Teen drivers are statistically one of the riskiest categories of drivers on the road. According to the Centers for Disease Control and Prevention, teen drivers are three times more likely to die in a car crash than drivers over the age of 20, when statistics are adjusted for the number of miles driven. In the United States, more than 2,500 teen drivers die in car crashes each year, and nearly 300,000 are treated in an emergency room for their injuries. Many of these car crashes are due to the most common dangers that face teen drivers.
Lack of Experience Behind the Wheel
Experience makes a significant difference in ability to perform a task effectively and to respond properly to unexpected circumstances. For example, patients in a hospital are more likely to trust a surgeon with 20 years of experience than one who has only been working solo for a month. In the same way, teen drivers in their first year of having their license are much more likely to get in a crash than drivers who have been on the road for decades.
It takes time behind the wheel to develop instincts for what to do in specific situations and to develop a feel for how to handle a vehicle. Teens should get as many hours of supervised practice as possible before being licensed, to help them make the transition to driving on their own.

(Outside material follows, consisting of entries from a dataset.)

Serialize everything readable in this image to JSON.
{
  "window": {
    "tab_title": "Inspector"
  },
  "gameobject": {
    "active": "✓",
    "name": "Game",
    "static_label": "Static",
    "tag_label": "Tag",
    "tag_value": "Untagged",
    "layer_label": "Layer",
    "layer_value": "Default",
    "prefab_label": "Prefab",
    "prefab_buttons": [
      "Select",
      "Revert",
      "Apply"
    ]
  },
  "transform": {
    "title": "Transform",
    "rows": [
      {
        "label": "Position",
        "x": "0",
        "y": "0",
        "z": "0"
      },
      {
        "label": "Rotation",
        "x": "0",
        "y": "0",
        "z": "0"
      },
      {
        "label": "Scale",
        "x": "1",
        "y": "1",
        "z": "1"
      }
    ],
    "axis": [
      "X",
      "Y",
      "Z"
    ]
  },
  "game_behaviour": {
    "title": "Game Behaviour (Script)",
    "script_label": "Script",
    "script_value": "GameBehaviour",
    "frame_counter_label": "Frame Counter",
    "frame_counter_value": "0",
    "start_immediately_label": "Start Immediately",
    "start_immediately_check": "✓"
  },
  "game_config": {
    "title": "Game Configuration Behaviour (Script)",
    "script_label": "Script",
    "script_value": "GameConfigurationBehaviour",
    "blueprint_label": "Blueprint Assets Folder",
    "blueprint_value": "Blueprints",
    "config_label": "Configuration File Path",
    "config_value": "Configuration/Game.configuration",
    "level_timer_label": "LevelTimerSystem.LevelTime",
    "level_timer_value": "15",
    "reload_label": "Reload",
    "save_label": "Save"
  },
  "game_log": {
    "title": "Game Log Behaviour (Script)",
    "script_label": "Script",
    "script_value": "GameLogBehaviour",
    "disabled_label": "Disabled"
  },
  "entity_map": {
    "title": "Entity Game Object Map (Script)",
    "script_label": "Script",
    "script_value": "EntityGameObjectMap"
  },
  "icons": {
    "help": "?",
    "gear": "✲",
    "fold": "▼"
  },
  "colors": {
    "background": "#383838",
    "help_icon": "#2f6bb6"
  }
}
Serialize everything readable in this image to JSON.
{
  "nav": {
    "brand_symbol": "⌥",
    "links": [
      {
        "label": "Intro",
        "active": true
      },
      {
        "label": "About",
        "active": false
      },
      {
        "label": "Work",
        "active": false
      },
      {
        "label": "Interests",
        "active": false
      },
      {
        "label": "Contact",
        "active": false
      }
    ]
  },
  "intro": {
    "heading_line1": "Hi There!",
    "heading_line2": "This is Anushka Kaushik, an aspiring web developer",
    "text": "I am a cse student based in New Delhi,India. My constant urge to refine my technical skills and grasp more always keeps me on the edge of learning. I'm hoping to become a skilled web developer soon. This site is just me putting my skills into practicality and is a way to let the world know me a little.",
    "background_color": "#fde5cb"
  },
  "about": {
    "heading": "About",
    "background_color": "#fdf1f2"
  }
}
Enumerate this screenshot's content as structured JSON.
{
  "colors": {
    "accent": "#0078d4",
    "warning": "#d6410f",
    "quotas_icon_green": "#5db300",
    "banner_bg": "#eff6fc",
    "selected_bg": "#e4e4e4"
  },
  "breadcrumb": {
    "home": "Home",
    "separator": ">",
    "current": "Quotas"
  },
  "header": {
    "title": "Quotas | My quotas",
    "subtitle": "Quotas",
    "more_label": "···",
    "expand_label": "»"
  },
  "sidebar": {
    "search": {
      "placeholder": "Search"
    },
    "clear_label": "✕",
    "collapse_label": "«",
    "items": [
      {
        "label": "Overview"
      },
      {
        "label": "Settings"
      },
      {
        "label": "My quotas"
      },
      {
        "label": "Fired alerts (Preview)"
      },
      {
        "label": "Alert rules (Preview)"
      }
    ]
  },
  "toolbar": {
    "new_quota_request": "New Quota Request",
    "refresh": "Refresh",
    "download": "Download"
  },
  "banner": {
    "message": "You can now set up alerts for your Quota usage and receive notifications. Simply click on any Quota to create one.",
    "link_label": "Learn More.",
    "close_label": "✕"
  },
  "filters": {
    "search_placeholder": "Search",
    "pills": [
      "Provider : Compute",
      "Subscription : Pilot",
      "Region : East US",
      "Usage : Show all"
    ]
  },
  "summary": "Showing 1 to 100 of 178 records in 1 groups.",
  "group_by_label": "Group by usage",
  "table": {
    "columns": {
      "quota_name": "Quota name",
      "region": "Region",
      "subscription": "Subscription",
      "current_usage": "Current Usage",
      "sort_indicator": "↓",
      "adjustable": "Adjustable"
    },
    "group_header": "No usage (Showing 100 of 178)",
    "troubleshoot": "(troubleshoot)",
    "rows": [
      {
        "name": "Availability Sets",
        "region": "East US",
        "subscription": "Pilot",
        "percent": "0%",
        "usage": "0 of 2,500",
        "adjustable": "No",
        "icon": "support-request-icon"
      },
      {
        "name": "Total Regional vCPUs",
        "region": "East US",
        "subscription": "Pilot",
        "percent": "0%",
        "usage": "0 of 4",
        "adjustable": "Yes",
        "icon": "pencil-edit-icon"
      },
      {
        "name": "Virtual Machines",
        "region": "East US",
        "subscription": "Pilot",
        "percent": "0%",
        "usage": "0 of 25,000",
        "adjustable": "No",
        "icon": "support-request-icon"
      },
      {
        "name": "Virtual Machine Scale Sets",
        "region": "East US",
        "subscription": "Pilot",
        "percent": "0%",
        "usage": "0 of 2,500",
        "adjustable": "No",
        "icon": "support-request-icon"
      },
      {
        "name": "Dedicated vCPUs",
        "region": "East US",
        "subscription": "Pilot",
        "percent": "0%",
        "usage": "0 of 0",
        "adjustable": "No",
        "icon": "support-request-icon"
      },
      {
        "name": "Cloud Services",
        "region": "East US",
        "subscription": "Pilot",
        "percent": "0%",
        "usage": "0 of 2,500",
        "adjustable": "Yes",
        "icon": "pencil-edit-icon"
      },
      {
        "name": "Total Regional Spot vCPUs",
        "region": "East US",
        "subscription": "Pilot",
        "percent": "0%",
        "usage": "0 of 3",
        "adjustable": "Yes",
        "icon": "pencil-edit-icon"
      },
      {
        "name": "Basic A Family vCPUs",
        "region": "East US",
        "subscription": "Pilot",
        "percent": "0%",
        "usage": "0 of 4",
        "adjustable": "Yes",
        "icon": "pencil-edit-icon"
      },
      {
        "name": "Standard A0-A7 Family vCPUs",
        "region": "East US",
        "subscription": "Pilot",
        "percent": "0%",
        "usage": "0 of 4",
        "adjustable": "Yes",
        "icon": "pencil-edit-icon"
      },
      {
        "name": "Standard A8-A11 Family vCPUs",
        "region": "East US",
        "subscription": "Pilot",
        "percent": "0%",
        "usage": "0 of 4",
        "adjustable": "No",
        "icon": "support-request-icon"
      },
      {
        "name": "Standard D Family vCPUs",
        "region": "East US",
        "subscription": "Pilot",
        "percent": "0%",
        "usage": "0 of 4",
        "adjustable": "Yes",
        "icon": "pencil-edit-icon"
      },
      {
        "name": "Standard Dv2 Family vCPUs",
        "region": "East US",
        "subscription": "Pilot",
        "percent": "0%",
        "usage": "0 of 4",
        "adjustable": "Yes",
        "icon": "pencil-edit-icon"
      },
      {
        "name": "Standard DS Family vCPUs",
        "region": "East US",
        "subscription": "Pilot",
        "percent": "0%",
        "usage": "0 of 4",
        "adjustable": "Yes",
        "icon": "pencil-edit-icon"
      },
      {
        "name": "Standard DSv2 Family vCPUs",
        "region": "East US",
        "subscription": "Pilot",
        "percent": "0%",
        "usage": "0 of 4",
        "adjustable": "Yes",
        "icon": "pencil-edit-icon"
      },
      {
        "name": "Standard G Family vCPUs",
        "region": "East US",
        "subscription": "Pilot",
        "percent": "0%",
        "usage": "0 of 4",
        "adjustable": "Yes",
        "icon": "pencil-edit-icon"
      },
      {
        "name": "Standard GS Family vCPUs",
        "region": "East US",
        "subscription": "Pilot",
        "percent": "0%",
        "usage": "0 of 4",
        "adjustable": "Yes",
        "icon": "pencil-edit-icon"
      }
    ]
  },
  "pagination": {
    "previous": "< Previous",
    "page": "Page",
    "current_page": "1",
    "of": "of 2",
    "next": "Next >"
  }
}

Most people think immediately of using a phone when they hear about distracted driving. It is true that phone use, especially when looking at and interacting with the screen, poses a major risk for all drivers. Teen drivers should never look at their phones while driving, and should follow all state laws about hands-free devices for phone use.
There are also other distractions in the car that can be just as dangerous as a phone. For example, adjusting radio stations can take a teen driver’s eyes off the road at a critical time. Eating can also be a distraction that takes a hand and attention away from the road. Lastly, talking to passengers is a risky distraction for teens, which is why many states have graduated licensing programs that prohibit driving passengers for a time after getting licensed.
Driving at Night
Teens who only drive themselves to and from school and other daytime activities do not face the same risks as teens who drive at night. After it gets dark, visibility is impaired and it is much harder to judge the speed and distance of other vehicles on the road. These factors increase the risk of crashes, which helps explain why 61 percent of teen crash fatalities happen between 6 p.m. and 6 a.m.
Drowsiness also contributes to the danger of driving at night. Teens have a greater need for sleep than adults, yet many do not get enough sleep. Whether they are drowsy late at night or in the morning when driving to school, teens put themselves at risk when they drive while tired. Drowsiness makes it more difficult to focus on the road and causes impaired reaction time, which can lead to car crashes.
Drinking and Driving
All states now have zero tolerance laws that make it illegal for anybody under the age of 21 to drive with any measurable amount of alcohol in their blood. Therefore, even one drink can make a difference and put a teen over the allowable threshold for driving. However, one in 10 surveyed teens report that they have driven after having one or more drinks at least once in the past month.
Driving under the influence of alcohol significantly impairs a teen’s ability to control the vehicle and to respond to other vehicles on the road. In addition, teens are less likely to wear a seatbelt when under the influence of alcohol, which puts them at risk of serious injury or death if they are involved in a crash.
Teen drivers can protect themselves and their passengers by avoiding each of these dangers whenever possible. Teens should never drive under the influence of alcohol and should never use a phone or other handheld electronic device while driving. In addition, teens should be aware of their inexperience and pay special attention to the road at all times to help avoid crashes.
Since 2008, Kimberly Quinones has served as the Vice President of Sales in the Midwest, where she oversees Access Auto Insurance’s
(http://www.access-insurance.com) customer retention programs, service and sales. Her market stretches from the far north, west and south suburbs of Chicago, to Indianapolis. Kim is a proactive leader with initiative and works diligently with her teams and customers to ensure a strong bond is built between our customers, and the teams she works with.